Excerpts from an interface dataset =
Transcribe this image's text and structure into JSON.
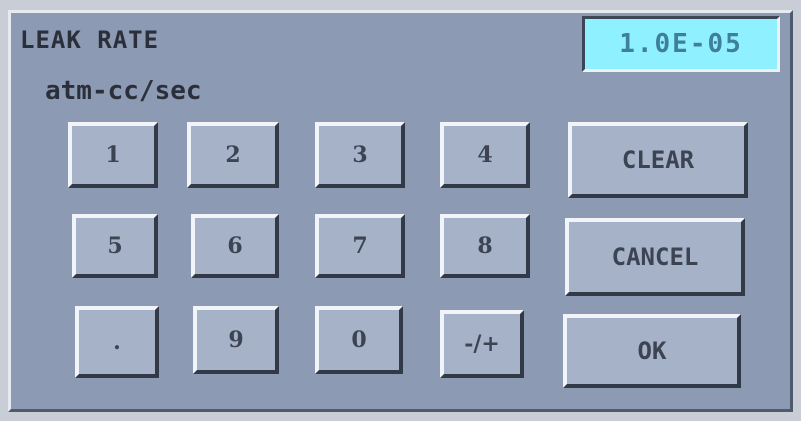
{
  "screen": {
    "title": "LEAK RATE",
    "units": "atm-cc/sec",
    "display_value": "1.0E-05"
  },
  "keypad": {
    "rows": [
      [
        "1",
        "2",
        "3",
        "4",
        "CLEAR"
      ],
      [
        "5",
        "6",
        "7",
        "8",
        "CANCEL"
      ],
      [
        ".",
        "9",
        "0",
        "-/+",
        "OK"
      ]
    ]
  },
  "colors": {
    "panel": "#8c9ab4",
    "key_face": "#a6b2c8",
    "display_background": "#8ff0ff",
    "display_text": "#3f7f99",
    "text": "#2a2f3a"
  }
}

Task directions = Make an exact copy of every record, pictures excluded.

Written answer =
Transcribe this image's text and structure into JSON.
{
  "screen": {
    "title": "LEAK RATE",
    "units": "atm-cc/sec",
    "display_value": "1.0E-05"
  },
  "keypad": {
    "rows": [
      [
        "1",
        "2",
        "3",
        "4",
        "CLEAR"
      ],
      [
        "5",
        "6",
        "7",
        "8",
        "CANCEL"
      ],
      [
        ".",
        "9",
        "0",
        "-/+",
        "OK"
      ]
    ]
  },
  "colors": {
    "panel": "#8c9ab4",
    "key_face": "#a6b2c8",
    "display_background": "#8ff0ff",
    "display_text": "#3f7f99",
    "text": "#2a2f3a"
  }
}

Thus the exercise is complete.